Q: What are the different kinds of rain gutters?

A: Rain gutters come in a wide variety of colors, styles, and materials. Two of the most popular rain gutter materials are aluminum and copper. You will also have the choice to choose seamless gutters, which are less likely to develop leaks than traditional systems. Instead of a regular downspout, you may consider a rain chain—which serves the same function, but which is more beautiful.

Rain Gutter Glossary

Here is a glossary of words you should understand when researching rain gutter systems.
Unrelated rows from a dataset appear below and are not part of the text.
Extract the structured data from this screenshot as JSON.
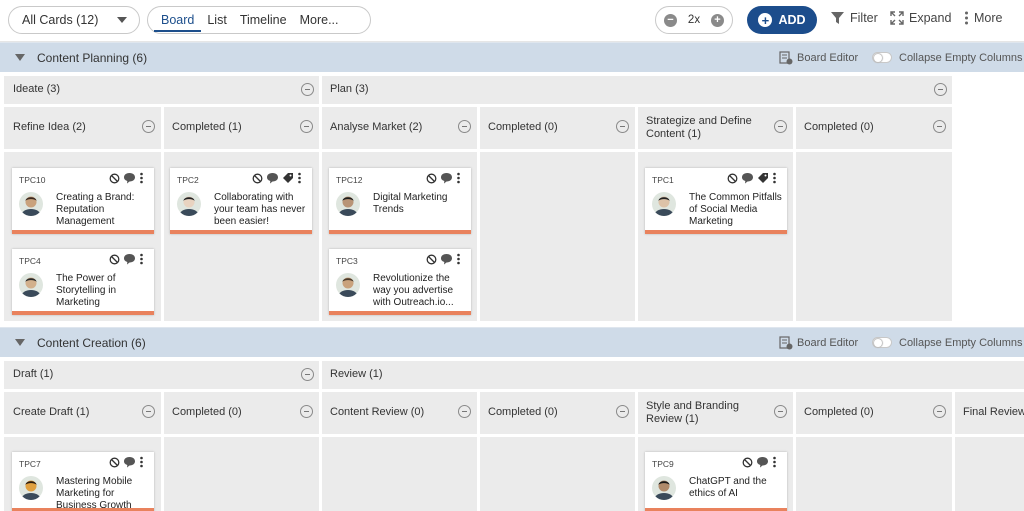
{
  "toolbar": {
    "all_cards": "All Cards (12)",
    "views": [
      "Board",
      "List",
      "Timeline",
      "More..."
    ],
    "zoom": "2x",
    "add": "ADD",
    "filter": "Filter",
    "expand": "Expand",
    "more": "More"
  },
  "sections": [
    {
      "title": "Content Planning (6)",
      "board_editor": "Board Editor",
      "collapse": "Collapse Empty Columns",
      "groups": [
        "Ideate (3)",
        "Plan (3)"
      ],
      "columns": [
        "Refine Idea (2)",
        "Completed (1)",
        "Analyse Market (2)",
        "Completed (0)",
        "Strategize and Define Content (1)",
        "Completed (0)"
      ]
    },
    {
      "title": "Content Creation (6)",
      "board_editor": "Board Editor",
      "collapse": "Collapse Empty Columns",
      "groups": [
        "Draft (1)",
        "Review (1)"
      ],
      "columns": [
        "Create Draft (1)",
        "Completed (0)",
        "Content Review (0)",
        "Completed (0)",
        "Style and Branding Review (1)",
        "Completed (0)",
        "Final Review"
      ]
    }
  ],
  "cards": [
    {
      "id": "TPC10",
      "title": "Creating a Brand: Reputation Management",
      "tag": false
    },
    {
      "id": "TPC4",
      "title": "The Power of Storytelling in Marketing",
      "tag": false
    },
    {
      "id": "TPC2",
      "title": "Collaborating with your team has never been easier!",
      "tag": true
    },
    {
      "id": "TPC12",
      "title": "Digital Marketing Trends",
      "tag": false
    },
    {
      "id": "TPC3",
      "title": "Revolutionize the way you advertise with Outreach.io...",
      "tag": false
    },
    {
      "id": "TPC1",
      "title": "The Common Pitfalls of Social Media Marketing",
      "tag": true
    },
    {
      "id": "TPC7",
      "title": "Mastering Mobile Marketing for Business Growth",
      "tag": false
    },
    {
      "id": "TPC9",
      "title": "ChatGPT and the ethics of AI",
      "tag": false
    }
  ],
  "colors": {
    "accent": "#1c4d8c",
    "section_bar": "#cfdbe8",
    "column_bg": "#ebebeb",
    "card_stripe": "#e9825d"
  }
}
  • Drainage: A system of gutters and drainpipes that carry water away from the foundations of a house.
  • Drop Outlet: Formed piece that serves as the hole from which the water travels from the horizontal sections of the gutter to the downspout.
  • Elbow: A pre-finished angled piece for directing water flow.
  • End Cap: Flat, formed piece that is placed at the end of a gutter section.
  • Fascia: A flat board that runs horizontally along the eaves of a roof, typically capping the ends of the roof rafters to give the roof edge a more finished look and to provide a base for attaching gutters.
  • Gutters: Horizontal channels installed at the edge of a roof to carry rainwater or melted snow away from the house.
  • Hanger: Flat strap that is installed under the roofing material and which hold up the horizontal section of the gutter.
  • Inside Miter Box: A corner piece of the horizontal section that is deflected in.
  • Leader: A pipe that carries rainwater from the gutters to the ground, sewers, or wells.
  • Outside Miter Box: A corner piece of the horizontal section that is deflected out.
  • Pitch: The angle at which a horizontal section of gutter is tilted in order to force water to flow toward a downspout.
  • Run: Length of a horizontal section of gutter.
  • Splashblock: Plastic or concrete surface put under a downspout to direct water away from the house.
  • Strap: Flat hangers that are nailed into the house to hold the downspouts in place.